Exercise instructions
If a line below contains the string "JSON", return that line.

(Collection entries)
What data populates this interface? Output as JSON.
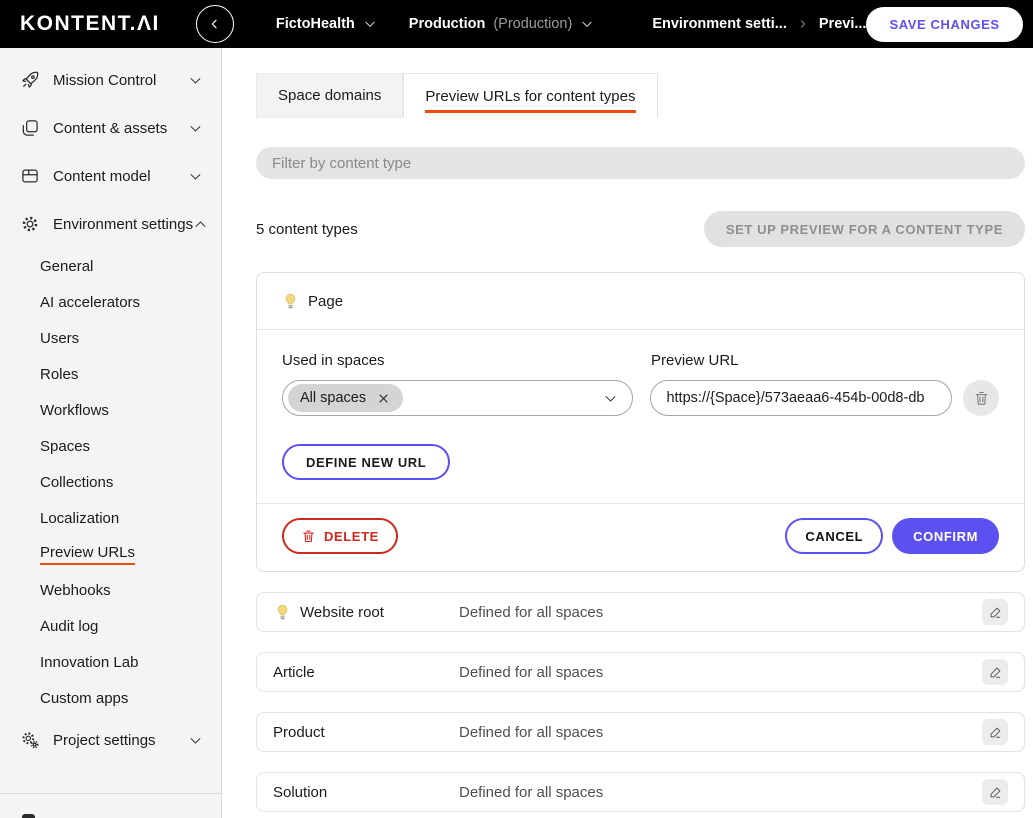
{
  "topbar": {
    "logo": "KONTENT.ΛI",
    "project": "FictoHealth",
    "environment": "Production",
    "environment_suffix": "(Production)",
    "breadcrumb": {
      "level1": "Environment setti...",
      "level2": "Previ..."
    },
    "save_label": "SAVE CHANGES"
  },
  "sidebar": {
    "sections": [
      {
        "label": "Mission Control"
      },
      {
        "label": "Content & assets"
      },
      {
        "label": "Content model"
      },
      {
        "label": "Environment settings"
      },
      {
        "label": "Project settings"
      }
    ],
    "environment_items": [
      "General",
      "AI accelerators",
      "Users",
      "Roles",
      "Workflows",
      "Spaces",
      "Collections",
      "Localization",
      "Preview URLs",
      "Webhooks",
      "Audit log",
      "Innovation Lab",
      "Custom apps"
    ],
    "active_item": "Preview URLs"
  },
  "main": {
    "tabs": [
      {
        "label": "Space domains"
      },
      {
        "label": "Preview URLs for content types"
      }
    ],
    "filter_placeholder": "Filter by content type",
    "count_label": "5 content types",
    "setup_button_label": "SET UP PREVIEW FOR A CONTENT TYPE",
    "editor": {
      "title": "Page",
      "used_in_spaces_label": "Used in spaces",
      "preview_url_label": "Preview URL",
      "space_chip_label": "All spaces",
      "url_value": "https://{Space}/573aeaa6-454b-00d8-db",
      "define_new_url_label": "DEFINE NEW URL",
      "delete_label": "DELETE",
      "cancel_label": "CANCEL",
      "confirm_label": "CONFIRM"
    },
    "rows": [
      {
        "name": "Website root",
        "status": "Defined for all spaces"
      },
      {
        "name": "Article",
        "status": "Defined for all spaces"
      },
      {
        "name": "Product",
        "status": "Defined for all spaces"
      },
      {
        "name": "Solution",
        "status": "Defined for all spaces"
      }
    ]
  },
  "colors": {
    "accent_purple": "#5c50f0",
    "accent_orange": "#f04c0c",
    "danger_red": "#d0281c",
    "topbar_black": "#000000",
    "sidebar_gray": "#f4f4f4"
  }
}
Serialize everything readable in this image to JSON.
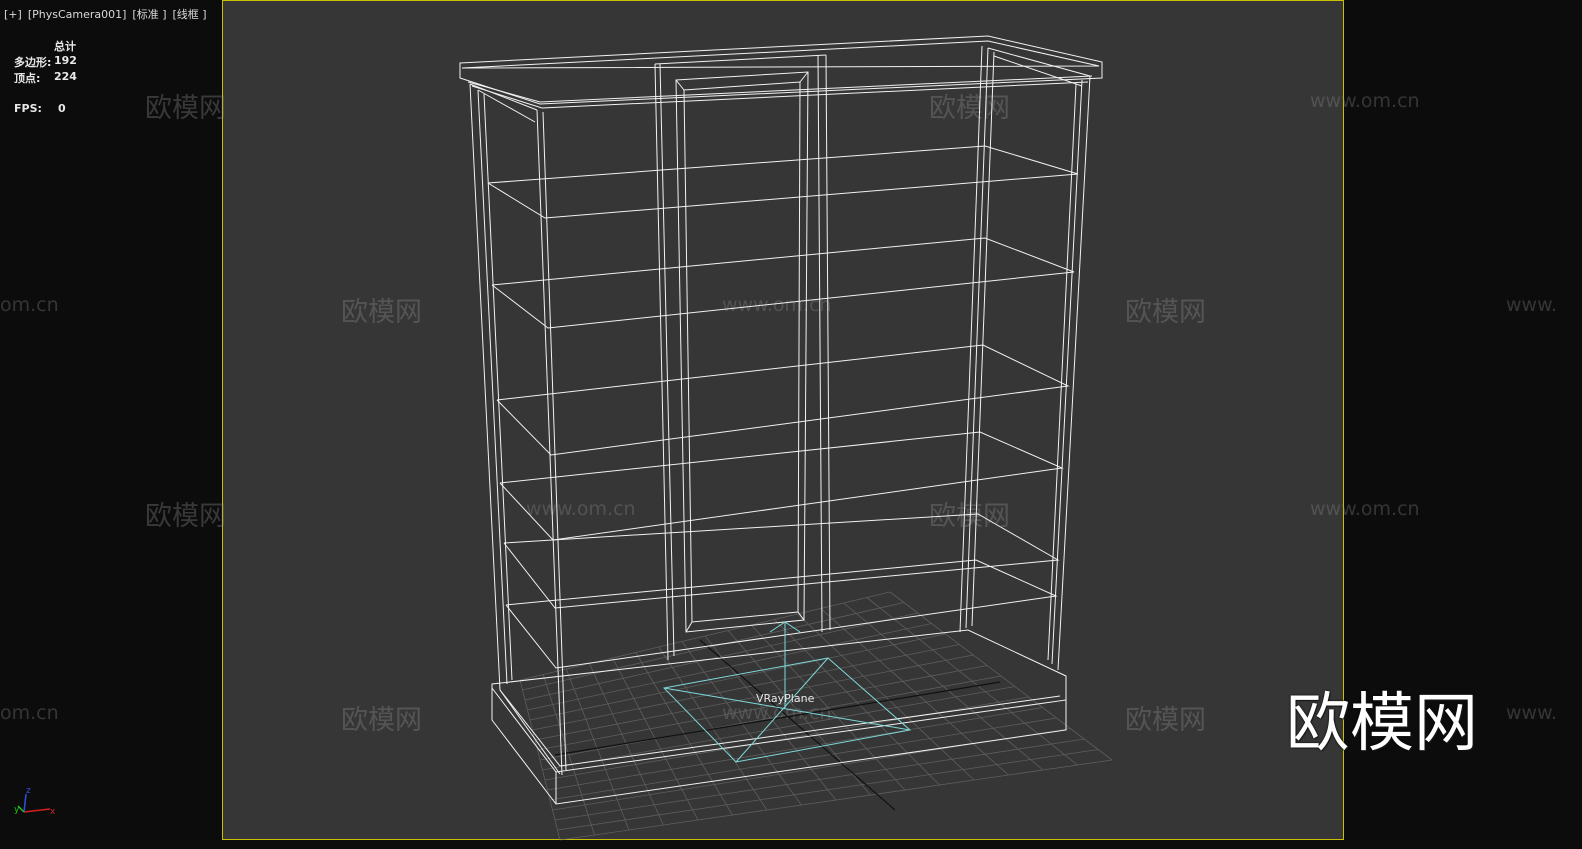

Solution to this problem
What data populates this interface? Output as JSON.
Serialize everything readable in this image to JSON.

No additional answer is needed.